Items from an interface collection

────────────────────

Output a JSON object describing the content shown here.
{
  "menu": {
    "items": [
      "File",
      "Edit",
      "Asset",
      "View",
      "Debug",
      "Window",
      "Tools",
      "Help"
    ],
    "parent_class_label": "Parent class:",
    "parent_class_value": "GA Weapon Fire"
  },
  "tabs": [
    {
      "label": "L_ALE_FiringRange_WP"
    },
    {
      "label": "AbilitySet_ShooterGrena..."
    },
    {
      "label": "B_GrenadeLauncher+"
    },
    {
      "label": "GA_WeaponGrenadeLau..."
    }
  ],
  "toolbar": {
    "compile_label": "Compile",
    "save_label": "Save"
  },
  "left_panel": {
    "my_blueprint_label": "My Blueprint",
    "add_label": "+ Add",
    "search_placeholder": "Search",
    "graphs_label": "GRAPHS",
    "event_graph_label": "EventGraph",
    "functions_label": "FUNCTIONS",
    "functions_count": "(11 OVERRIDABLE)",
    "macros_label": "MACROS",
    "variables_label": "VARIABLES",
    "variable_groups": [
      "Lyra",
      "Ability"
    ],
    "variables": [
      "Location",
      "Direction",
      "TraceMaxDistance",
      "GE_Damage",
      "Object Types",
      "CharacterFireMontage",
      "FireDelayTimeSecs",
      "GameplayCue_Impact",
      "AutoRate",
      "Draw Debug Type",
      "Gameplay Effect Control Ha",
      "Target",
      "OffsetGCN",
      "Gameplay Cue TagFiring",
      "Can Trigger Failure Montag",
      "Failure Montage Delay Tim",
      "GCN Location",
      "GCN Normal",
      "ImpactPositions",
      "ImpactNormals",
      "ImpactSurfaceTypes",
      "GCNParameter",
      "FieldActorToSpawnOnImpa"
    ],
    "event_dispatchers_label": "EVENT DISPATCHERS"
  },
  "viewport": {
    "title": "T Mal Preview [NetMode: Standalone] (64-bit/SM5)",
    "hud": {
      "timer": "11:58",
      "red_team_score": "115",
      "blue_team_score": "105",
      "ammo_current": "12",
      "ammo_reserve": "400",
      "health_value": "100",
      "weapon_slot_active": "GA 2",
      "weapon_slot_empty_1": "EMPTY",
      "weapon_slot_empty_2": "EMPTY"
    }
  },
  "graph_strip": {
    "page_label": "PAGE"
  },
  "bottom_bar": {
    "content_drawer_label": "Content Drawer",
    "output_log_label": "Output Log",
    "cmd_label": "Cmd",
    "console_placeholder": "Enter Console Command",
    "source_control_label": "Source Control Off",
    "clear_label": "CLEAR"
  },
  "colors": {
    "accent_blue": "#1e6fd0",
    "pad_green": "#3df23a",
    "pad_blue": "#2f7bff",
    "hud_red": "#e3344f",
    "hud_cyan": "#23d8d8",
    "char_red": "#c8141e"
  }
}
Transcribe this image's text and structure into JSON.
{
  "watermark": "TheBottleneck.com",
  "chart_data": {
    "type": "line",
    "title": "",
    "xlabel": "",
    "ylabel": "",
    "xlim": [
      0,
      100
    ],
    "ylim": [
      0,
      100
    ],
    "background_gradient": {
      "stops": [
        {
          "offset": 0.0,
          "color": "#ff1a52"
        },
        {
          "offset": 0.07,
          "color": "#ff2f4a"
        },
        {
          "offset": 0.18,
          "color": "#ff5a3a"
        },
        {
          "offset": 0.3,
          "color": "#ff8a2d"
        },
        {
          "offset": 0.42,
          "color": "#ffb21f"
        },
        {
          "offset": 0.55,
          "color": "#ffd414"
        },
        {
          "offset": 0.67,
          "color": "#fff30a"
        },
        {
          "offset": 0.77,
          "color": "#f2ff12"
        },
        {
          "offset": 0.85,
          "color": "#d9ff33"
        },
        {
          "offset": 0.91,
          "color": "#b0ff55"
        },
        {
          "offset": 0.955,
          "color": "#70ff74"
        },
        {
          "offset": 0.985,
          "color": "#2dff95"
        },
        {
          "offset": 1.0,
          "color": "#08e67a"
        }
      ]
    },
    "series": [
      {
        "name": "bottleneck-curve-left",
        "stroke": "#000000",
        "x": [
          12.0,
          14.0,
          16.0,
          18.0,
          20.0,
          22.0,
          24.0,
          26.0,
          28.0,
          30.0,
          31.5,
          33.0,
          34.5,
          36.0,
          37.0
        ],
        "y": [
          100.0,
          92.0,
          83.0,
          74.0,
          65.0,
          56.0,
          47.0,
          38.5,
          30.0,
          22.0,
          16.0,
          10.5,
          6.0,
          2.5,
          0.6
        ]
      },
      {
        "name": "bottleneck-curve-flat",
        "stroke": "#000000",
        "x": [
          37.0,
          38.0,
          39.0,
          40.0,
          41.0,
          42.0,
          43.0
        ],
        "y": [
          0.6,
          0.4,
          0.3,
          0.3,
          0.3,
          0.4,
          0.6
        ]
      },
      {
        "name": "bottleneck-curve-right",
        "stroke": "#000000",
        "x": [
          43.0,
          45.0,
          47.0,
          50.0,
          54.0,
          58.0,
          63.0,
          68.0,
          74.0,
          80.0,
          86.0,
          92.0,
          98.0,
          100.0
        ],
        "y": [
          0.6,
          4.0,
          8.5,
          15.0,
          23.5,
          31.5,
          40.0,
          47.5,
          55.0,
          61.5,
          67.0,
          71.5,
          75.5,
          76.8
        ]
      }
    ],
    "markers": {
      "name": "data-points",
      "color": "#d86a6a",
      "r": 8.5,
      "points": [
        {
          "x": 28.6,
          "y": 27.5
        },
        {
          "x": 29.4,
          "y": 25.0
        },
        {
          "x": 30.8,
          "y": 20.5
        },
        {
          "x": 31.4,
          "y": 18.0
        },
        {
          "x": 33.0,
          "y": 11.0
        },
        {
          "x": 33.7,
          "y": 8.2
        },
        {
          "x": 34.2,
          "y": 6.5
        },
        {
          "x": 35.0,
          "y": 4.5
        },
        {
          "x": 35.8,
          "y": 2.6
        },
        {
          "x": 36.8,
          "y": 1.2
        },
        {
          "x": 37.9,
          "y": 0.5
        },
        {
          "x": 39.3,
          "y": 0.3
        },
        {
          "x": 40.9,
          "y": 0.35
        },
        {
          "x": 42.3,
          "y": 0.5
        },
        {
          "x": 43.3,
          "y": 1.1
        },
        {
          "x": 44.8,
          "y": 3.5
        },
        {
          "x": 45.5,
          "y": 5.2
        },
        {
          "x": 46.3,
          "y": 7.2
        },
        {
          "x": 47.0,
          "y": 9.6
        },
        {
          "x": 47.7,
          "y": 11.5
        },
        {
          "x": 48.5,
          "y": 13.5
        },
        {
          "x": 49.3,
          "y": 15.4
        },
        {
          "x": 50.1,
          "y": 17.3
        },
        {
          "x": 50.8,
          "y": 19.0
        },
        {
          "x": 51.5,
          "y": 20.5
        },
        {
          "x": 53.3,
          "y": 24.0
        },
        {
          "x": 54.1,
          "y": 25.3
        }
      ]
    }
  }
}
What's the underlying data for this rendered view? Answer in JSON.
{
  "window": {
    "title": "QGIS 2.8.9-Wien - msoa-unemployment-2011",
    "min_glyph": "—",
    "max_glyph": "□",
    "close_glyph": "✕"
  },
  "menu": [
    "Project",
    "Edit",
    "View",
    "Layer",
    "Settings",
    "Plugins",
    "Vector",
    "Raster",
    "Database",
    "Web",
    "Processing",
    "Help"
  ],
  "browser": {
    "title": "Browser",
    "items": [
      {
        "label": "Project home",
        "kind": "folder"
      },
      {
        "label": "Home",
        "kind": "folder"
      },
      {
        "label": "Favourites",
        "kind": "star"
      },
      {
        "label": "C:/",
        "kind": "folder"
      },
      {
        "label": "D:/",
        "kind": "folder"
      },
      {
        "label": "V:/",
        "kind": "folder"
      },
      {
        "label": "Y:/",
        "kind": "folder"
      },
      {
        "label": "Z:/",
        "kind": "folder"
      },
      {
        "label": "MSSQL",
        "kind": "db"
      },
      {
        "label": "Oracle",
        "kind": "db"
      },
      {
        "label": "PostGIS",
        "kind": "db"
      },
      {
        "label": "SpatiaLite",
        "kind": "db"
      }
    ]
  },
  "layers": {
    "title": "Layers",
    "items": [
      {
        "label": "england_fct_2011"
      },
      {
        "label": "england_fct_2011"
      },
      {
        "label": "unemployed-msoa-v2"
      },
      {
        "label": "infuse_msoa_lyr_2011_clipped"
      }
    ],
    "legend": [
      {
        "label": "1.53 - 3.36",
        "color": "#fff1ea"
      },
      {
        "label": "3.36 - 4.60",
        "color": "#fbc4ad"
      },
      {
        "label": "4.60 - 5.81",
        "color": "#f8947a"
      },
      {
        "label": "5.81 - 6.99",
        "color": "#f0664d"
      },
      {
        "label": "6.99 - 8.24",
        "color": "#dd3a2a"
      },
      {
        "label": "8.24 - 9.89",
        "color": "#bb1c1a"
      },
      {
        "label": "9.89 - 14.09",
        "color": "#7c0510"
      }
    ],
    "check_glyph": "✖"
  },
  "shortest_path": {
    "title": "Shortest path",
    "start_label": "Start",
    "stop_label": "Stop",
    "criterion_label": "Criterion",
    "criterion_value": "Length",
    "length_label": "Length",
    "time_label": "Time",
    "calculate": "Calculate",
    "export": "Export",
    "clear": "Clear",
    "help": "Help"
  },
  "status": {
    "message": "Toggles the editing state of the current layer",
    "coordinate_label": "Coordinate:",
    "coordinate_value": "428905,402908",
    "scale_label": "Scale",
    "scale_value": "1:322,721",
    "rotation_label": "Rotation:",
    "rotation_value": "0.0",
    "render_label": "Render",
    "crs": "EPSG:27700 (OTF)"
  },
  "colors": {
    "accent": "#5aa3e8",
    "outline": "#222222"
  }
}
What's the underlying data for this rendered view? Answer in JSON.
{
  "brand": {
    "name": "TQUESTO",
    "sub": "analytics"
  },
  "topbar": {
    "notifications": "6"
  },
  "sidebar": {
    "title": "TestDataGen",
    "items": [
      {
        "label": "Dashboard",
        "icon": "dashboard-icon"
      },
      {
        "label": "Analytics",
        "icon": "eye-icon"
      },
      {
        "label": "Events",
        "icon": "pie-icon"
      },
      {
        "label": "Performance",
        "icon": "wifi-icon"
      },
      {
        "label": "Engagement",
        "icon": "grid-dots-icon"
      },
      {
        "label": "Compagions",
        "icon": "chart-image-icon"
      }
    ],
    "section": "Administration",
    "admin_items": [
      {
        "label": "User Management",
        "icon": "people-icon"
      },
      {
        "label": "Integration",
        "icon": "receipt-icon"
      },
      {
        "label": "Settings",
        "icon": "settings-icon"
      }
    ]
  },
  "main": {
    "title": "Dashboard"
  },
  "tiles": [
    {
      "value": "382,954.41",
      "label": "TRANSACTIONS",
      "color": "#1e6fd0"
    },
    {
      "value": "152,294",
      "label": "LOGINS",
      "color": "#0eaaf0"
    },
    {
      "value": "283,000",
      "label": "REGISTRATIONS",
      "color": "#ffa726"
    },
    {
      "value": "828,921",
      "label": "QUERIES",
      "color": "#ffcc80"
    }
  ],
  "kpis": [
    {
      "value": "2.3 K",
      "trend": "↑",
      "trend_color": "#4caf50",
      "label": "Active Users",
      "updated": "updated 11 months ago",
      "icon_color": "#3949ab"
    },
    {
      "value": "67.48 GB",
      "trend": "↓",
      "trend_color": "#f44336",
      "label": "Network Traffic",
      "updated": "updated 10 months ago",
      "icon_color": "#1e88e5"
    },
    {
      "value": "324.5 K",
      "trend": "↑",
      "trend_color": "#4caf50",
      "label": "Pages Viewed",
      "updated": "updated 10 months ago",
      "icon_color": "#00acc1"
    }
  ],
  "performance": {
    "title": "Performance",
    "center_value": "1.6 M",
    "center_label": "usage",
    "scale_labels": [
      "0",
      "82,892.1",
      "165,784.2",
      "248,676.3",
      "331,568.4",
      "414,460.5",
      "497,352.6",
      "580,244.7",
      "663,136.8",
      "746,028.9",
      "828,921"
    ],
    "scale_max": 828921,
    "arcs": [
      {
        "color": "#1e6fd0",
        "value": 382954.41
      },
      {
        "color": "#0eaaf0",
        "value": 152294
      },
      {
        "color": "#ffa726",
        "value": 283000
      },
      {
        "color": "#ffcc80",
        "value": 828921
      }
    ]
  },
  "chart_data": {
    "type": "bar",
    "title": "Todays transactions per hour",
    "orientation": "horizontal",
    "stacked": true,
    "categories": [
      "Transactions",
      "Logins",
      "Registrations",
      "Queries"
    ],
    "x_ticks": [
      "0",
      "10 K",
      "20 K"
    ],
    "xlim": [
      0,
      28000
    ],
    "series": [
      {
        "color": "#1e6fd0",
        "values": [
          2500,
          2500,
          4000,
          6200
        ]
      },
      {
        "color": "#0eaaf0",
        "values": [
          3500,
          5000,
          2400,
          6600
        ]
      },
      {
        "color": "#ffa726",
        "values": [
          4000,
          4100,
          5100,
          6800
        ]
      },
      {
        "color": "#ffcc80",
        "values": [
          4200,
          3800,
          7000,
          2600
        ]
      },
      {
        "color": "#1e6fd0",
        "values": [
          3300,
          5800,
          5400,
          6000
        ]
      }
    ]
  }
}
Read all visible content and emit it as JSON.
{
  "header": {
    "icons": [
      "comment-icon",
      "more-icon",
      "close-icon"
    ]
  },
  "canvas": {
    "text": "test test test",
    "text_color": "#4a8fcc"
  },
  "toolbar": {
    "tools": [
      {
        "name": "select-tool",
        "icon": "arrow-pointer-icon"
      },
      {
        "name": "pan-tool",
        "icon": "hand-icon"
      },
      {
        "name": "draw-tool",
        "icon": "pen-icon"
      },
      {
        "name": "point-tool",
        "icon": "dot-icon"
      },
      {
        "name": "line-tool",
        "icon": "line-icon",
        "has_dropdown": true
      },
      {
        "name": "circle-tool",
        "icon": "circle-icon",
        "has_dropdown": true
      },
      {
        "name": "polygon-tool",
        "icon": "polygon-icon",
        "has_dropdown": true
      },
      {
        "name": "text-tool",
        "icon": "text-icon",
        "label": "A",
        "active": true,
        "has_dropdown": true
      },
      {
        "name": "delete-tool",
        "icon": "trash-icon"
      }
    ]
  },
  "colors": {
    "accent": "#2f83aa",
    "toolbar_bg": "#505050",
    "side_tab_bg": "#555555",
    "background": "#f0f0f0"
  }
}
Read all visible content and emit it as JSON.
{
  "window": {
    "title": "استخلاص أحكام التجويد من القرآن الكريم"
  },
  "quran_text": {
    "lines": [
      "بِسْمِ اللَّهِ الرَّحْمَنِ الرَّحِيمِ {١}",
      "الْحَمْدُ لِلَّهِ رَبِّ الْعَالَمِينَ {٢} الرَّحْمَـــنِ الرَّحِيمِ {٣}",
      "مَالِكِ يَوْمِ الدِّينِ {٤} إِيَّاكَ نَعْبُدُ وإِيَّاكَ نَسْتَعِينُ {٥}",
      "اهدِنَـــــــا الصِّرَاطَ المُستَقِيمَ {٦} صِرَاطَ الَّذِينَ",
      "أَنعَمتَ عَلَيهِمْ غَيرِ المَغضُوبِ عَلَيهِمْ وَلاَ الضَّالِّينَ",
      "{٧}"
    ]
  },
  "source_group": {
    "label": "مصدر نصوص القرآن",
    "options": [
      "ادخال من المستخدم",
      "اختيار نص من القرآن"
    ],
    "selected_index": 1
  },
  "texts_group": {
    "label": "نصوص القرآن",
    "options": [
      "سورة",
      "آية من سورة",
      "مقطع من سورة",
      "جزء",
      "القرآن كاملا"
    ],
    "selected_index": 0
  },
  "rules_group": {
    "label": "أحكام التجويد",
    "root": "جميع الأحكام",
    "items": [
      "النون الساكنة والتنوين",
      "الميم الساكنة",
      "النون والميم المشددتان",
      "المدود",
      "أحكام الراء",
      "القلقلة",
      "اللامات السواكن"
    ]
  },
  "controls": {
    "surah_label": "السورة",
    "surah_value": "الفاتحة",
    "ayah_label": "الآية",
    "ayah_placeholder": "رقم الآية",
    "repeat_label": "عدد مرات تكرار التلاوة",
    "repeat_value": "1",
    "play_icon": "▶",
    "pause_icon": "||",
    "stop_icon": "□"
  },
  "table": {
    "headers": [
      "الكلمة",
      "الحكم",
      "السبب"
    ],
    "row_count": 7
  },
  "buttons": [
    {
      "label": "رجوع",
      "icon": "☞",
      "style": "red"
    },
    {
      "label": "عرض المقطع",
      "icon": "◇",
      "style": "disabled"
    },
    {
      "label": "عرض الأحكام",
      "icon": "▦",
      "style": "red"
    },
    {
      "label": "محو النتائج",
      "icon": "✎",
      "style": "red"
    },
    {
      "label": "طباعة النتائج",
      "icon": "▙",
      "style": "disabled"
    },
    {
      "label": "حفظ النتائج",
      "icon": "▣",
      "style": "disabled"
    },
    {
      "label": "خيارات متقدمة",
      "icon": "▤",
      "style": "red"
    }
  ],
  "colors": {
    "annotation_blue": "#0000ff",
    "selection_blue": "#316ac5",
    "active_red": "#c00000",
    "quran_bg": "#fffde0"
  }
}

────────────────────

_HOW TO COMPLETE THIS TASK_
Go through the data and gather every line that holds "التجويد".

_SOLUTION_
    "title": "استخلاص أحكام التجويد من القرآن الكريم"
    "label": "أحكام التجويد",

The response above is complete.